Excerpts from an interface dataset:

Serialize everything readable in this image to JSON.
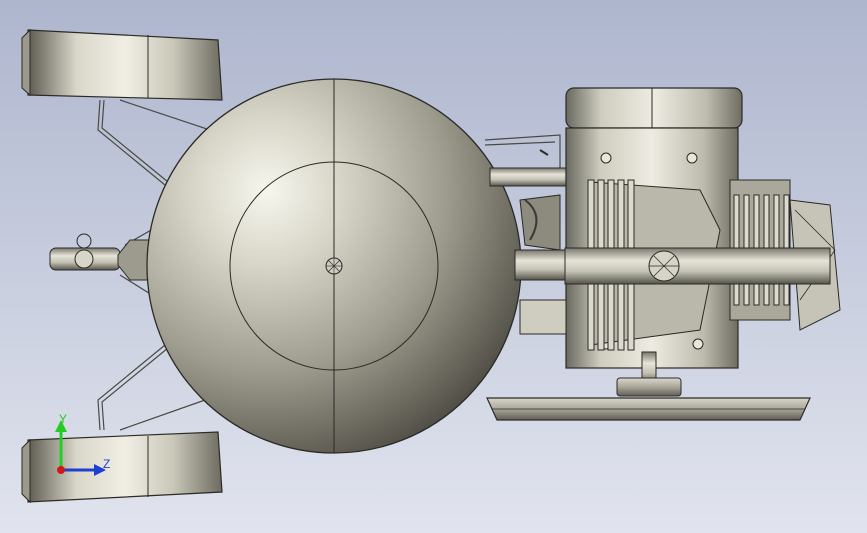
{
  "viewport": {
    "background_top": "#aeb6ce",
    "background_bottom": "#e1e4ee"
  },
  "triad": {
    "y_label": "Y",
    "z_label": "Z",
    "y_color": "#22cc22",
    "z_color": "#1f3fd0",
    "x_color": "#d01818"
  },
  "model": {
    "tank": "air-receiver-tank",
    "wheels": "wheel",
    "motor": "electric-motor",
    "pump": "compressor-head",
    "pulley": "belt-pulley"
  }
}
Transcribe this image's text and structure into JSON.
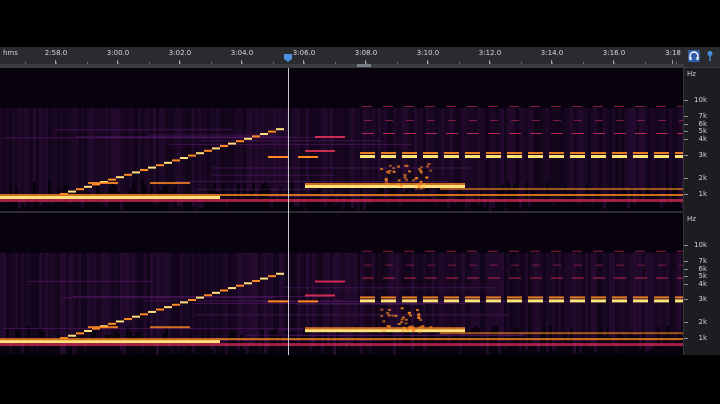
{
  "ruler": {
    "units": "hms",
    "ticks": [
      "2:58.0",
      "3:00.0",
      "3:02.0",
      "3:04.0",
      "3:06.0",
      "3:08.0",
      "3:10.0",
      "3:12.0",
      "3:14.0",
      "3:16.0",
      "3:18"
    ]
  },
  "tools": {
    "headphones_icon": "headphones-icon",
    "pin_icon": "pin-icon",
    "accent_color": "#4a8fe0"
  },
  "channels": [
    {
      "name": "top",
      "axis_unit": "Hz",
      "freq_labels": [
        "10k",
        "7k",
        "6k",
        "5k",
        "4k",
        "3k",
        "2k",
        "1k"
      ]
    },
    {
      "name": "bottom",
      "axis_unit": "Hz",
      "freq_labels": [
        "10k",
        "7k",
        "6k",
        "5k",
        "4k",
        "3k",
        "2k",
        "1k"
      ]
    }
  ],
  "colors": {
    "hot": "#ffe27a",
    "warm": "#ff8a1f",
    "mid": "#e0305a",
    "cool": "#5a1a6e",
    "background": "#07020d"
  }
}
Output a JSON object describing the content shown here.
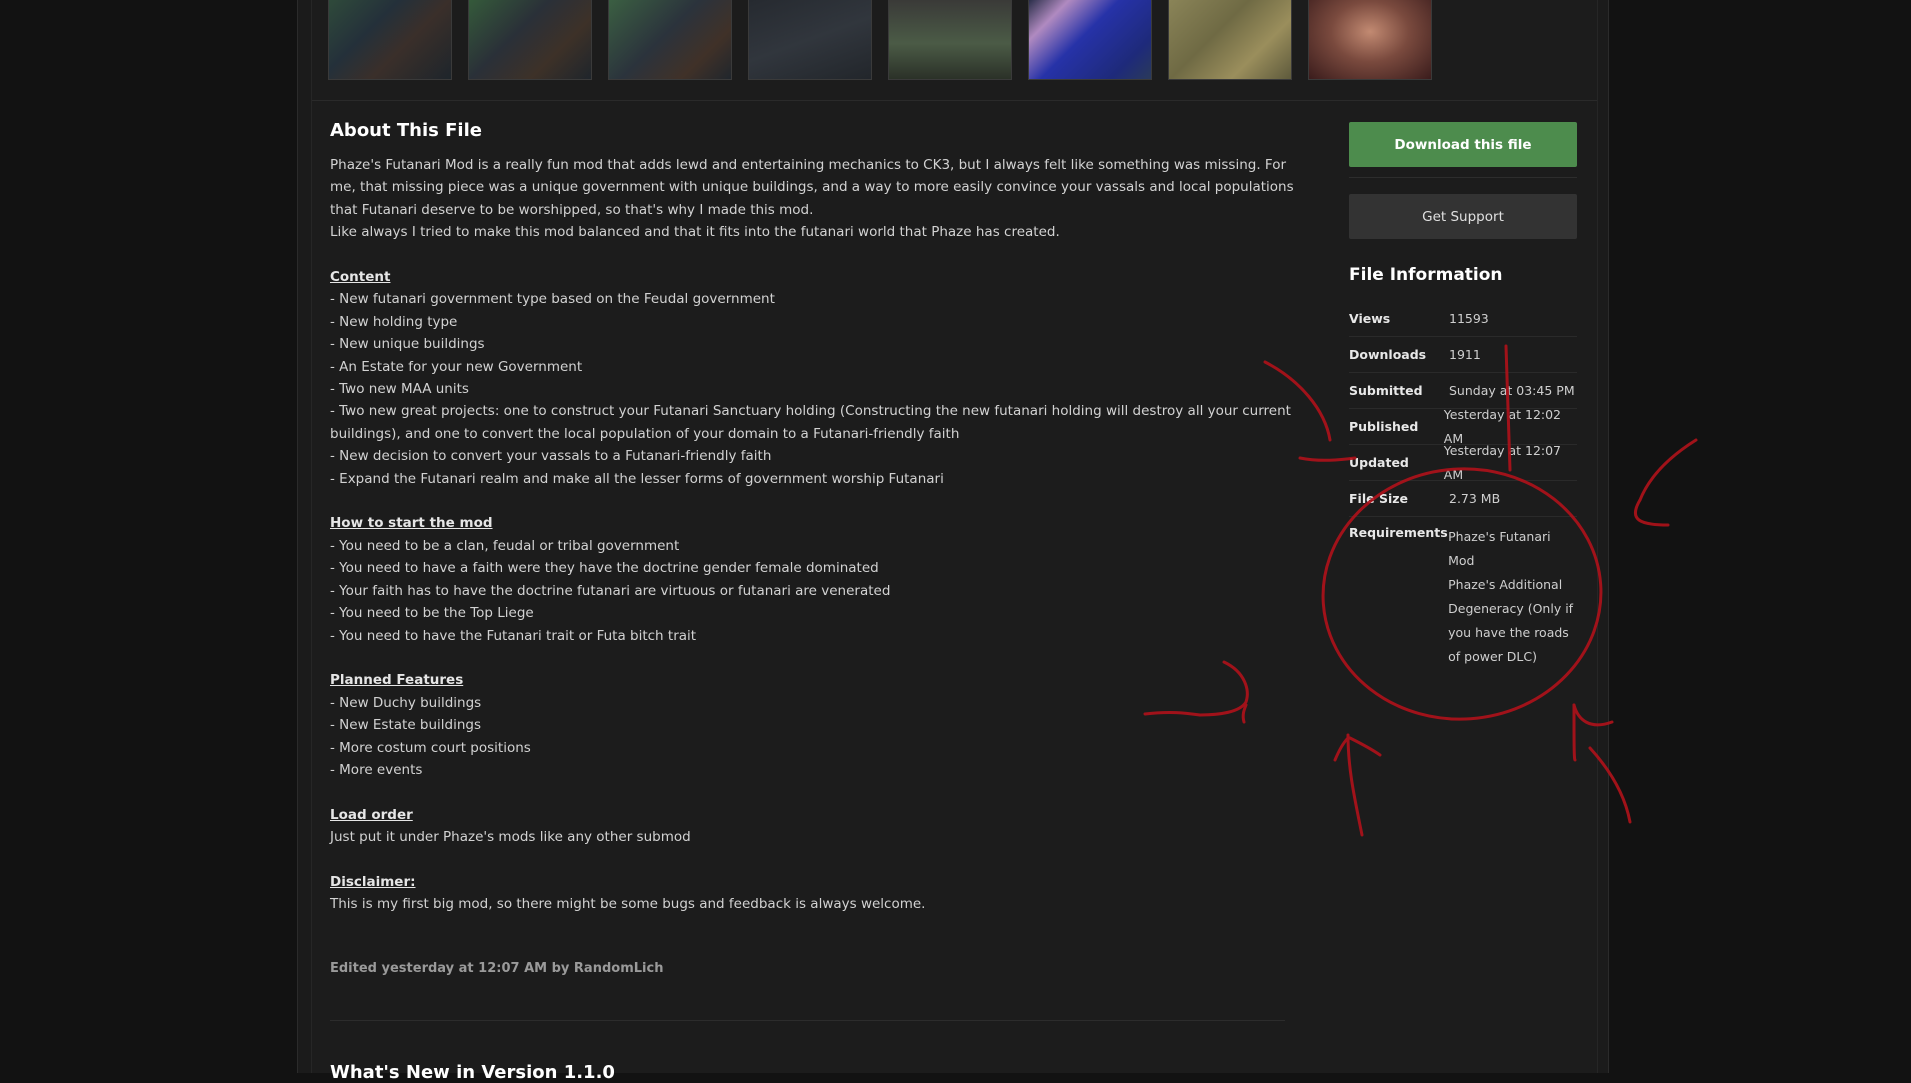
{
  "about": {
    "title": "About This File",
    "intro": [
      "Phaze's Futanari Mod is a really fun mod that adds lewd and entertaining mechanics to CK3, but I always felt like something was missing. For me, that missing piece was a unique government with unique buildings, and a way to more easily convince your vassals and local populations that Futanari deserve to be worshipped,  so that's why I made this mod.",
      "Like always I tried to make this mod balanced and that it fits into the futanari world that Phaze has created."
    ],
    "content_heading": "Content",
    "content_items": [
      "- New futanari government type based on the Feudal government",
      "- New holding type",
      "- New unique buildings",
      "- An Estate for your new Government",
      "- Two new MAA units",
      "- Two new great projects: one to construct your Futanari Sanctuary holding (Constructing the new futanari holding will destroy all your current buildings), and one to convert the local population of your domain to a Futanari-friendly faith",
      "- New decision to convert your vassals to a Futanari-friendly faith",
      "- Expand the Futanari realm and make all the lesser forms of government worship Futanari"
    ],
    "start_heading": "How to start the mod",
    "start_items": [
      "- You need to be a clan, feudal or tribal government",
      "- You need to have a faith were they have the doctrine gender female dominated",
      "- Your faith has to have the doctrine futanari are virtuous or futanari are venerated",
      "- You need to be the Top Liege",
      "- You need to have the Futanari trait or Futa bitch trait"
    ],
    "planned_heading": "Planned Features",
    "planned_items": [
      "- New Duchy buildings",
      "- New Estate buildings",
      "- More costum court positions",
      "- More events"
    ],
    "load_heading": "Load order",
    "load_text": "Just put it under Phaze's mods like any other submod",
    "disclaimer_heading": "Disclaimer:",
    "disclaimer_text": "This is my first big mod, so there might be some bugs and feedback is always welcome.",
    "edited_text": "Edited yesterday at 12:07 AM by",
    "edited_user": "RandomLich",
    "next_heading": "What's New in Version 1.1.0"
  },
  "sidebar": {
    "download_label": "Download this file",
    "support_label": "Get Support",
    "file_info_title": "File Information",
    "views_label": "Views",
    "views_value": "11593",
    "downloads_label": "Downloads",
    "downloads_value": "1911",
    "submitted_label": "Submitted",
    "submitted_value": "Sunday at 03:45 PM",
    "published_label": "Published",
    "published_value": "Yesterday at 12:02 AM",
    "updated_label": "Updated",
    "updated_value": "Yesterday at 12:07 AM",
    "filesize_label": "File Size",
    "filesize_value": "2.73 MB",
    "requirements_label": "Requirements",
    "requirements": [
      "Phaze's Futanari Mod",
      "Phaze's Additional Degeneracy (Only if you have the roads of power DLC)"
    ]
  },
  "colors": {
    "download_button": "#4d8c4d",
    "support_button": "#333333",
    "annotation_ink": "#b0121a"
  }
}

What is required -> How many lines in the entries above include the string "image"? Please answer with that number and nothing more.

Task solution -> 2